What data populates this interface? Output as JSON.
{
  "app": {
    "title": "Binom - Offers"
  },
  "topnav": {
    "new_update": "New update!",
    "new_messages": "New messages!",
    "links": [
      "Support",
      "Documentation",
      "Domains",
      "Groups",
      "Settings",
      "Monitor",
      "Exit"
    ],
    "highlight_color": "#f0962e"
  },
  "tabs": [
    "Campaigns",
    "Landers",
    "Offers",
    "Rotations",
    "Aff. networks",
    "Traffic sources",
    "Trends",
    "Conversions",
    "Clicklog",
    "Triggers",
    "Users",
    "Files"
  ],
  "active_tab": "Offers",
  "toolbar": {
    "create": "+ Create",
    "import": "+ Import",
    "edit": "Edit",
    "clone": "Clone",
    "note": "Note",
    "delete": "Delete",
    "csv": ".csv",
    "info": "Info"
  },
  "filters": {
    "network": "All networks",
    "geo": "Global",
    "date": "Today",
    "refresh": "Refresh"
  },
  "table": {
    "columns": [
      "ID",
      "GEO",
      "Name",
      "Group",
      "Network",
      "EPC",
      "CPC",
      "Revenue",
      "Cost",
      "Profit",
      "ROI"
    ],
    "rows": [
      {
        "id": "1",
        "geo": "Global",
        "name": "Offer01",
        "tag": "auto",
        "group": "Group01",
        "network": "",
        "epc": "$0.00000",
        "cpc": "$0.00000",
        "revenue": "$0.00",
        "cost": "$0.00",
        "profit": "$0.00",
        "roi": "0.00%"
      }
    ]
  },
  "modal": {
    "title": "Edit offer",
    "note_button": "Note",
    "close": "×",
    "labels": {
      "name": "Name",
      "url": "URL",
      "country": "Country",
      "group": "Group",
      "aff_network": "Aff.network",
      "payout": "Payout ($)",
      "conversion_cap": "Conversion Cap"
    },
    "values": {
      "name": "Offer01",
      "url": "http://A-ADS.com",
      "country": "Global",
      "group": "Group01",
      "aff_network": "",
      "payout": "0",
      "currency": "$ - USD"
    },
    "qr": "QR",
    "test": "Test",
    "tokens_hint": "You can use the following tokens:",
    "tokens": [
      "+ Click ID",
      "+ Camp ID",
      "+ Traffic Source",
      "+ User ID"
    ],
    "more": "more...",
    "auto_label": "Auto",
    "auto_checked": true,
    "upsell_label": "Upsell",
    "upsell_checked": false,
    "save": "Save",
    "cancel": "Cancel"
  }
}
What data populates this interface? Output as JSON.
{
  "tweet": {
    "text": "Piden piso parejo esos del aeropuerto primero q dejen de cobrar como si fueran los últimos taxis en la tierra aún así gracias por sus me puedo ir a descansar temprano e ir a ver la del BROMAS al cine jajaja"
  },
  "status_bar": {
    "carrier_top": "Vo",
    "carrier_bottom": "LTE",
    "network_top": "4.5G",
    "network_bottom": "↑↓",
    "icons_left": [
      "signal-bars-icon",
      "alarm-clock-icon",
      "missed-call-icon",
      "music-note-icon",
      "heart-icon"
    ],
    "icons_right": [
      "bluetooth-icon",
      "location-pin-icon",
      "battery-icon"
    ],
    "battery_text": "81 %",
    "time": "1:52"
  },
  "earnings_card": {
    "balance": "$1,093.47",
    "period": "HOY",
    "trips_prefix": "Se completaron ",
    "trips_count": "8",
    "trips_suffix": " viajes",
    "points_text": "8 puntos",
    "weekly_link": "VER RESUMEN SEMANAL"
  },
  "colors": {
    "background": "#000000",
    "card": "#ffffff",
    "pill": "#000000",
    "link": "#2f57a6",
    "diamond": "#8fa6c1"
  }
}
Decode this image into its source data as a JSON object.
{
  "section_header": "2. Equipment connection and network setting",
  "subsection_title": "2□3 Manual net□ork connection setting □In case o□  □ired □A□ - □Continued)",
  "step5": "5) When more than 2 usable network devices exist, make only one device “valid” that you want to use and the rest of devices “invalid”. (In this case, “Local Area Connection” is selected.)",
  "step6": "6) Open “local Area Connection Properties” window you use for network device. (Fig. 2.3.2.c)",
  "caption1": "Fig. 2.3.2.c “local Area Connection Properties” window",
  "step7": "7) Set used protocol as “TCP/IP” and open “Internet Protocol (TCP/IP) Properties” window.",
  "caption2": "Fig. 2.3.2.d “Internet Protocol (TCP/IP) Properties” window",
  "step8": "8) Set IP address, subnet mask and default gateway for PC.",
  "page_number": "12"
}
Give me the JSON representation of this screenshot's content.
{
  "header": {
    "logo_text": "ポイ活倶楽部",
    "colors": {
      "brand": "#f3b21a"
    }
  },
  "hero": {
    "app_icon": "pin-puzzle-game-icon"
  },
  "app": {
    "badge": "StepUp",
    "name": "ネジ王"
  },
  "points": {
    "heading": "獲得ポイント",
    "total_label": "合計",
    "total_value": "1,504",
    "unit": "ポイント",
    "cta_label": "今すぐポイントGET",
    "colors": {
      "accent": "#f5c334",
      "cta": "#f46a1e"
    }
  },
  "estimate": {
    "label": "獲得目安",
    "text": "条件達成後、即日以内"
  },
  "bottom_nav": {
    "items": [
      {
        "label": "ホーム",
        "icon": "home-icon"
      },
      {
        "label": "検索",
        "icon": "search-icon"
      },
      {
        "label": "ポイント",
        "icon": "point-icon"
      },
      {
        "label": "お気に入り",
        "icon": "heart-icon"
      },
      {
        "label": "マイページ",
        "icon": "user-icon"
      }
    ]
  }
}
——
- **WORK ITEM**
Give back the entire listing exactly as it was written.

- **THE COMPLETED TASK**
What data populates this interface? Output as JSON.
{
  "app": {
    "title": "Binom - Offers"
  },
  "topnav": {
    "new_update": "New update!",
    "new_messages": "New messages!",
    "links": [
      "Support",
      "Documentation",
      "Domains",
      "Groups",
      "Settings",
      "Monitor",
      "Exit"
    ],
    "highlight_color": "#f0962e"
  },
  "tabs": [
    "Campaigns",
    "Landers",
    "Offers",
    "Rotations",
    "Aff. networks",
    "Traffic sources",
    "Trends",
    "Conversions",
    "Clicklog",
    "Triggers",
    "Users",
    "Files"
  ],
  "active_tab": "Offers",
  "toolbar": {
    "create": "+ Create",
    "import": "+ Import",
    "edit": "Edit",
    "clone": "Clone",
    "note": "Note",
    "delete": "Delete",
    "csv": ".csv",
    "info": "Info"
  },
  "filters": {
    "network": "All networks",
    "geo": "Global",
    "date": "Today",
    "refresh": "Refresh"
  },
  "table": {
    "columns": [
      "ID",
      "GEO",
      "Name",
      "Group",
      "Network",
      "EPC",
      "CPC",
      "Revenue",
      "Cost",
      "Profit",
      "ROI"
    ],
    "rows": [
      {
        "id": "1",
        "geo": "Global",
        "name": "Offer01",
        "tag": "auto",
        "group": "Group01",
        "network": "",
        "epc": "$0.00000",
        "cpc": "$0.00000",
        "revenue": "$0.00",
        "cost": "$0.00",
        "profit": "$0.00",
        "roi": "0.00%"
      }
    ]
  },
  "modal": {
    "title": "Edit offer",
    "note_button": "Note",
    "close": "×",
    "labels": {
      "name": "Name",
      "url": "URL",
      "country": "Country",
      "group": "Group",
      "aff_network": "Aff.network",
      "payout": "Payout ($)",
      "conversion_cap": "Conversion Cap"
    },
    "values": {
      "name": "Offer01",
      "url": "http://A-ADS.com",
      "country": "Global",
      "group": "Group01",
      "aff_network": "",
      "payout": "0",
      "currency": "$ - USD"
    },
    "qr": "QR",
    "test": "Test",
    "tokens_hint": "You can use the following tokens:",
    "tokens": [
      "+ Click ID",
      "+ Camp ID",
      "+ Traffic Source",
      "+ User ID"
    ],
    "more": "more...",
    "auto_label": "Auto",
    "auto_checked": true,
    "upsell_label": "Upsell",
    "upsell_checked": false,
    "save": "Save",
    "cancel": "Cancel"
  }
}
What data populates this interface? Output as JSON.
{
  "tweet": {
    "text": "Piden piso parejo esos del aeropuerto primero q dejen de cobrar como si fueran los últimos taxis en la tierra aún así gracias por sus me puedo ir a descansar temprano e ir a ver la del BROMAS al cine jajaja"
  },
  "status_bar": {
    "carrier_top": "Vo",
    "carrier_bottom": "LTE",
    "network_top": "4.5G",
    "network_bottom": "↑↓",
    "icons_left": [
      "signal-bars-icon",
      "alarm-clock-icon",
      "missed-call-icon",
      "music-note-icon",
      "heart-icon"
    ],
    "icons_right": [
      "bluetooth-icon",
      "location-pin-icon",
      "battery-icon"
    ],
    "battery_text": "81 %",
    "time": "1:52"
  },
  "earnings_card": {
    "balance": "$1,093.47",
    "period": "HOY",
    "trips_prefix": "Se completaron ",
    "trips_count": "8",
    "trips_suffix": " viajes",
    "points_text": "8 puntos",
    "weekly_link": "VER RESUMEN SEMANAL"
  },
  "colors": {
    "background": "#000000",
    "card": "#ffffff",
    "pill": "#000000",
    "link": "#2f57a6",
    "diamond": "#8fa6c1"
  }
}
Decode this image into its source data as a JSON object.
{
  "section_header": "2. Equipment connection and network setting",
  "subsection_title": "2□3 Manual net□ork connection setting □In case o□  □ired □A□ - □Continued)",
  "step5": "5) When more than 2 usable network devices exist, make only one device “valid” that you want to use and the rest of devices “invalid”. (In this case, “Local Area Connection” is selected.)",
  "step6": "6) Open “local Area Connection Properties” window you use for network device. (Fig. 2.3.2.c)",
  "caption1": "Fig. 2.3.2.c “local Area Connection Properties” window",
  "step7": "7) Set used protocol as “TCP/IP” and open “Internet Protocol (TCP/IP) Properties” window.",
  "caption2": "Fig. 2.3.2.d “Internet Protocol (TCP/IP) Properties” window",
  "step8": "8) Set IP address, subnet mask and default gateway for PC.",
  "page_number": "12"
}
Give me the JSON representation of this screenshot's content.
{
  "header": {
    "logo_text": "ポイ活倶楽部",
    "colors": {
      "brand": "#f3b21a"
    }
  },
  "hero": {
    "app_icon": "pin-puzzle-game-icon"
  },
  "app": {
    "badge": "StepUp",
    "name": "ネジ王"
  },
  "points": {
    "heading": "獲得ポイント",
    "total_label": "合計",
    "total_value": "1,504",
    "unit": "ポイント",
    "cta_label": "今すぐポイントGET",
    "colors": {
      "accent": "#f5c334",
      "cta": "#f46a1e"
    }
  },
  "estimate": {
    "label": "獲得目安",
    "text": "条件達成後、即日以内"
  },
  "bottom_nav": {
    "items": [
      {
        "label": "ホーム",
        "icon": "home-icon"
      },
      {
        "label": "検索",
        "icon": "search-icon"
      },
      {
        "label": "ポイント",
        "icon": "point-icon"
      },
      {
        "label": "お気に入り",
        "icon": "heart-icon"
      },
      {
        "label": "マイページ",
        "icon": "user-icon"
      }
    ]
  }
}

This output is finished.